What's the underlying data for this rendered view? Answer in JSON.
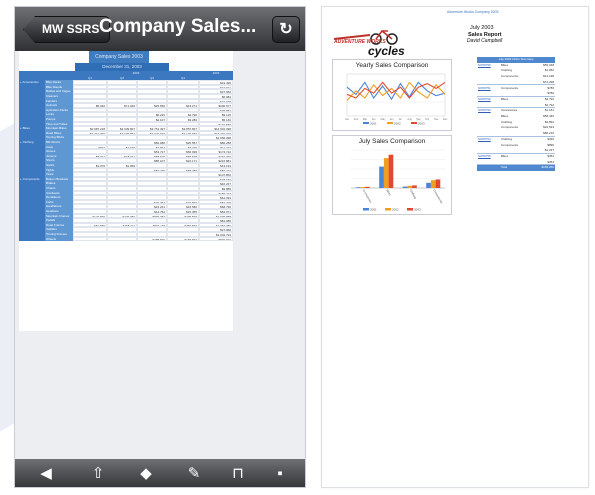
{
  "phone": {
    "back_label": "MW SSRS",
    "title": "Company Sales...",
    "refresh_glyph": "↻",
    "report_title": "Company Sales 2003",
    "report_date": "December 31, 2003",
    "year_headers": [
      "2003",
      "2003"
    ],
    "quarter_headers": [
      "Q1",
      "Q2",
      "Q3",
      "Q4"
    ],
    "groups": [
      {
        "category": "Accessories",
        "rows": [
          {
            "sub": "Bike Racks",
            "vals": [
              "",
              "",
              "",
              "",
              "$19,490"
            ]
          },
          {
            "sub": "Bike Stands",
            "vals": [
              "",
              "",
              "",
              "",
              "$16,921"
            ]
          },
          {
            "sub": "Bottles and Cages",
            "vals": [
              "",
              "",
              "",
              "",
              "$37,960"
            ]
          },
          {
            "sub": "Cleaners",
            "vals": [
              "",
              "",
              "",
              "",
              "$6,984"
            ]
          },
          {
            "sub": "Fenders",
            "vals": [
              "",
              "",
              "",
              "",
              "$16,928"
            ]
          },
          {
            "sub": "Helmets",
            "vals": [
              "$5,040",
              "$71,030",
              "$35,650",
              "$43,271",
              "$200,577"
            ]
          },
          {
            "sub": "Hydration Packs",
            "vals": [
              "",
              "",
              "",
              "",
              "$35,887"
            ]
          },
          {
            "sub": "Locks",
            "vals": [
              "",
              "",
              "$6,225",
              "$2,790",
              "$9,125"
            ]
          },
          {
            "sub": "Pumps",
            "vals": [
              "",
              "",
              "$2,107",
              "$3,286",
              "$5,140"
            ]
          },
          {
            "sub": "Tires and Tubes",
            "vals": [
              "",
              "",
              "",
              "",
              "$102,586"
            ]
          }
        ]
      },
      {
        "category": "Bikes",
        "rows": [
          {
            "sub": "Mountain Bikes",
            "vals": [
              "$2,987,218",
              "$4,039,807",
              "$3,751,497",
              "$3,857,837",
              "$14,691,398"
            ]
          },
          {
            "sub": "Road Bikes",
            "vals": [
              "$3,771,799",
              "$4,076,862",
              "$4,023,930",
              "$4,179,653",
              "$16,292,020"
            ]
          },
          {
            "sub": "Touring Bikes",
            "vals": [
              "",
              "",
              "",
              "",
              "$1,656,098"
            ]
          }
        ]
      },
      {
        "category": "Clothing",
        "rows": [
          {
            "sub": "Bib-Shorts",
            "vals": [
              "",
              "",
              "$56,080",
              "$25,557",
              "$86,258"
            ]
          },
          {
            "sub": "Caps",
            "vals": [
              "$823",
              "$1,676",
              "$2,867",
              "$3,035",
              "$11,277"
            ]
          },
          {
            "sub": "Gloves",
            "vals": [
              "",
              "",
              "$53,727",
              "$56,099",
              "$174,722"
            ]
          },
          {
            "sub": "Jerseys",
            "vals": [
              "$8,071",
              "$18,021",
              "$88,600",
              "$55,538",
              "$362,266"
            ]
          },
          {
            "sub": "Shorts",
            "vals": [
              "",
              "",
              "$85,107",
              "$22,171",
              "$216,881"
            ]
          },
          {
            "sub": "Socks",
            "vals": [
              "$1,076",
              "$1,969",
              "",
              "",
              "$13,193"
            ]
          },
          {
            "sub": "Tights",
            "vals": [
              "",
              "",
              "$87,239",
              "$88,780",
              "$86,272"
            ]
          },
          {
            "sub": "Vests",
            "vals": [
              "",
              "",
              "",
              "",
              "$147,802"
            ]
          }
        ]
      },
      {
        "category": "Components",
        "rows": [
          {
            "sub": "Bottom Brackets",
            "vals": [
              "",
              "",
              "",
              "",
              "$28,150"
            ]
          },
          {
            "sub": "Brakes",
            "vals": [
              "",
              "",
              "",
              "",
              "$46,237"
            ]
          },
          {
            "sub": "Chains",
            "vals": [
              "",
              "",
              "",
              "",
              "$9,889"
            ]
          },
          {
            "sub": "Cranksets",
            "vals": [
              "",
              "",
              "",
              "",
              "$155,477"
            ]
          },
          {
            "sub": "Derailleurs",
            "vals": [
              "",
              "",
              "",
              "",
              "$64,393"
            ]
          },
          {
            "sub": "Forks",
            "vals": [
              "",
              "",
              "$20,767",
              "$23,590",
              "$82,208"
            ]
          },
          {
            "sub": "Handlebars",
            "vals": [
              "",
              "",
              "$24,241",
              "$16,580",
              "$68,796"
            ]
          },
          {
            "sub": "Headsets",
            "vals": [
              "",
              "",
              "$12,752",
              "$15,355",
              "$52,071"
            ]
          },
          {
            "sub": "Mountain Frames",
            "vals": [
              "$127,659",
              "$226,383",
              "$806,082",
              "$405,590",
              "$2,906,888"
            ]
          },
          {
            "sub": "Pedals",
            "vals": [
              "",
              "",
              "",
              "",
              "$84,080"
            ]
          },
          {
            "sub": "Road Frames",
            "vals": [
              "$81,689",
              "$155,211",
              "$591,118",
              "$350,560",
              "$1,952,756"
            ]
          },
          {
            "sub": "Saddles",
            "vals": [
              "",
              "",
              "",
              "",
              "$37,068"
            ]
          },
          {
            "sub": "Touring Frames",
            "vals": [
              "",
              "",
              "",
              "",
              "$1,004,793"
            ]
          },
          {
            "sub": "Wheels",
            "vals": [
              "",
              "",
              "$288,836",
              "$183,563",
              "$593,677"
            ]
          }
        ]
      }
    ],
    "toolbar_icons": [
      {
        "name": "back-arrow-icon",
        "glyph": "◀"
      },
      {
        "name": "share-icon",
        "glyph": "⇧"
      },
      {
        "name": "directions-icon",
        "glyph": "◆"
      },
      {
        "name": "edit-icon",
        "glyph": "✎"
      },
      {
        "name": "bookmarks-icon",
        "glyph": "⊓"
      },
      {
        "name": "tabs-icon",
        "glyph": "▪"
      }
    ]
  },
  "page": {
    "top_link": "Adventure Works Company 2003",
    "logo_text1": "ADVENTURE WORKS",
    "logo_text2": "cycles",
    "month": "July 2003",
    "title": "Sales Report",
    "author": "David Campbell",
    "yearly_chart_title": "Yearly Sales Comparison",
    "july_chart_title": "July Sales Comparison",
    "table_header": "July 2003 Order Summary",
    "orders": [
      {
        "order": "SO50750",
        "rows": [
          [
            "Bikes",
            "$59,048"
          ],
          [
            "Clothing",
            "$1,052"
          ],
          [
            "Components",
            "$14,198"
          ],
          [
            "",
            "$74,298"
          ]
        ]
      },
      {
        "order": "SO50751",
        "rows": [
          [
            "Components",
            "$786"
          ],
          [
            "",
            "$786"
          ]
        ]
      },
      {
        "order": "SO50752",
        "rows": [
          [
            "Bikes",
            "$2,792"
          ],
          [
            "",
            "$2,792"
          ]
        ]
      },
      {
        "order": "SO50753",
        "rows": [
          [
            "Accessories",
            "$1,181"
          ],
          [
            "Bikes",
            "$58,449"
          ],
          [
            "Clothing",
            "$3,892"
          ],
          [
            "Components",
            "$22,694"
          ],
          [
            "",
            "$86,216"
          ]
        ]
      },
      {
        "order": "SO50754",
        "rows": [
          [
            "Clothing",
            "$336"
          ],
          [
            "Components",
            "$890"
          ],
          [
            "",
            "$1,227"
          ]
        ]
      },
      {
        "order": "SO50755",
        "rows": [
          [
            "Bikes",
            "$354"
          ],
          [
            "",
            "$354"
          ]
        ]
      }
    ],
    "total_label": "Total",
    "total_value": "$165,266",
    "colors": {
      "series1": "#4a86d8",
      "series2": "#f0a020",
      "series3": "#e04a30"
    }
  },
  "chart_data": [
    {
      "type": "line",
      "title": "Yearly Sales Comparison",
      "x": [
        "Jan",
        "Feb",
        "Mar",
        "Apr",
        "May",
        "Jun",
        "Jul",
        "Aug",
        "Sep",
        "Oct",
        "Nov",
        "Dec"
      ],
      "ylim": [
        0,
        700000
      ],
      "series": [
        {
          "name": "2001",
          "values": [
            480000,
            360000,
            560000,
            300000,
            500000,
            280000,
            540000,
            320000,
            560000,
            420000,
            340000,
            380000
          ]
        },
        {
          "name": "2002",
          "values": [
            260000,
            420000,
            300000,
            520000,
            340000,
            460000,
            300000,
            560000,
            400000,
            300000,
            520000,
            360000
          ]
        },
        {
          "name": "2003",
          "values": [
            360000,
            300000,
            460000,
            380000,
            560000,
            380000,
            480000,
            300000,
            480000,
            540000,
            460000,
            560000
          ]
        }
      ]
    },
    {
      "type": "bar",
      "title": "July Sales Comparison",
      "categories": [
        "Accessories",
        "Bikes",
        "Clothing",
        "Components"
      ],
      "ylim": [
        0,
        16000000
      ],
      "series": [
        {
          "name": "2001",
          "values": [
            300000,
            9000000,
            600000,
            2200000
          ]
        },
        {
          "name": "2002",
          "values": [
            400000,
            12600000,
            900000,
            3300000
          ]
        },
        {
          "name": "2003",
          "values": [
            500000,
            14000000,
            1100000,
            3600000
          ]
        }
      ]
    }
  ]
}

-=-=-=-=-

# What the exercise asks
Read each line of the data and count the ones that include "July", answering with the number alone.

# Result of the task
4